=== EXERCISE INPUTS ===

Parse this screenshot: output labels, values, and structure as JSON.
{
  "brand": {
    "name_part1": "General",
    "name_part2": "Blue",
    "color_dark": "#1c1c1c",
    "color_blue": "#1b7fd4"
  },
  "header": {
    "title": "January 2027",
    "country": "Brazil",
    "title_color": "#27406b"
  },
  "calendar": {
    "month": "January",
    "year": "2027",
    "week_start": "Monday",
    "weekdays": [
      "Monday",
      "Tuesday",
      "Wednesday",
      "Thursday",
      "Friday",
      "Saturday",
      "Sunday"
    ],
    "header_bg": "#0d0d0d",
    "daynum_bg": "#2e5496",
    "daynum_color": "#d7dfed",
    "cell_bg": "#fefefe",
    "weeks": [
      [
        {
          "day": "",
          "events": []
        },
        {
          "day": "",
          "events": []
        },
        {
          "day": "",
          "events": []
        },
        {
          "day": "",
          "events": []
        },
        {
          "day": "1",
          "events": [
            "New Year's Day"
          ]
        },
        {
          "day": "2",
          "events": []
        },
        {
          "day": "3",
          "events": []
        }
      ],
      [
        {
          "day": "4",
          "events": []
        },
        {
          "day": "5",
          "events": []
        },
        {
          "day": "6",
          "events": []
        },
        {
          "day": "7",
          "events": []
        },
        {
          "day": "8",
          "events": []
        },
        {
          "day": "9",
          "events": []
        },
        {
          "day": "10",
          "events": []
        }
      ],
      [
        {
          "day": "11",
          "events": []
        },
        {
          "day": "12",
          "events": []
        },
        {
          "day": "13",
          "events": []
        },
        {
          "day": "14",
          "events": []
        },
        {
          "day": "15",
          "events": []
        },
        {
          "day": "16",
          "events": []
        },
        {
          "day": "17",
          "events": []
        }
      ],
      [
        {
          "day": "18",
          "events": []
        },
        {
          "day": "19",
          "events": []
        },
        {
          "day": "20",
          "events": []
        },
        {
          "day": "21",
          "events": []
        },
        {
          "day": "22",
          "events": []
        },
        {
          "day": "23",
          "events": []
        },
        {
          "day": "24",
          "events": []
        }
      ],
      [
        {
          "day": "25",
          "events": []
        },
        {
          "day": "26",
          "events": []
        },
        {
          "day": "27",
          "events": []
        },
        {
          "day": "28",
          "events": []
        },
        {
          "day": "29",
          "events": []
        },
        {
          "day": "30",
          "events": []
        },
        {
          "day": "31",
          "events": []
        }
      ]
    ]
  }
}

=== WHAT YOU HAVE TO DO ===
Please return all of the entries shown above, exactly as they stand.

=== THE COMPLETED TASK ===
Parse this screenshot: output labels, values, and structure as JSON.
{
  "brand": {
    "name_part1": "General",
    "name_part2": "Blue",
    "color_dark": "#1c1c1c",
    "color_blue": "#1b7fd4"
  },
  "header": {
    "title": "January 2027",
    "country": "Brazil",
    "title_color": "#27406b"
  },
  "calendar": {
    "month": "January",
    "year": "2027",
    "week_start": "Monday",
    "weekdays": [
      "Monday",
      "Tuesday",
      "Wednesday",
      "Thursday",
      "Friday",
      "Saturday",
      "Sunday"
    ],
    "header_bg": "#0d0d0d",
    "daynum_bg": "#2e5496",
    "daynum_color": "#d7dfed",
    "cell_bg": "#fefefe",
    "weeks": [
      [
        {
          "day": "",
          "events": []
        },
        {
          "day": "",
          "events": []
        },
        {
          "day": "",
          "events": []
        },
        {
          "day": "",
          "events": []
        },
        {
          "day": "1",
          "events": [
            "New Year's Day"
          ]
        },
        {
          "day": "2",
          "events": []
        },
        {
          "day": "3",
          "events": []
        }
      ],
      [
        {
          "day": "4",
          "events": []
        },
        {
          "day": "5",
          "events": []
        },
        {
          "day": "6",
          "events": []
        },
        {
          "day": "7",
          "events": []
        },
        {
          "day": "8",
          "events": []
        },
        {
          "day": "9",
          "events": []
        },
        {
          "day": "10",
          "events": []
        }
      ],
      [
        {
          "day": "11",
          "events": []
        },
        {
          "day": "12",
          "events": []
        },
        {
          "day": "13",
          "events": []
        },
        {
          "day": "14",
          "events": []
        },
        {
          "day": "15",
          "events": []
        },
        {
          "day": "16",
          "events": []
        },
        {
          "day": "17",
          "events": []
        }
      ],
      [
        {
          "day": "18",
          "events": []
        },
        {
          "day": "19",
          "events": []
        },
        {
          "day": "20",
          "events": []
        },
        {
          "day": "21",
          "events": []
        },
        {
          "day": "22",
          "events": []
        },
        {
          "day": "23",
          "events": []
        },
        {
          "day": "24",
          "events": []
        }
      ],
      [
        {
          "day": "25",
          "events": []
        },
        {
          "day": "26",
          "events": []
        },
        {
          "day": "27",
          "events": []
        },
        {
          "day": "28",
          "events": []
        },
        {
          "day": "29",
          "events": []
        },
        {
          "day": "30",
          "events": []
        },
        {
          "day": "31",
          "events": []
        }
      ]
    ]
  }
}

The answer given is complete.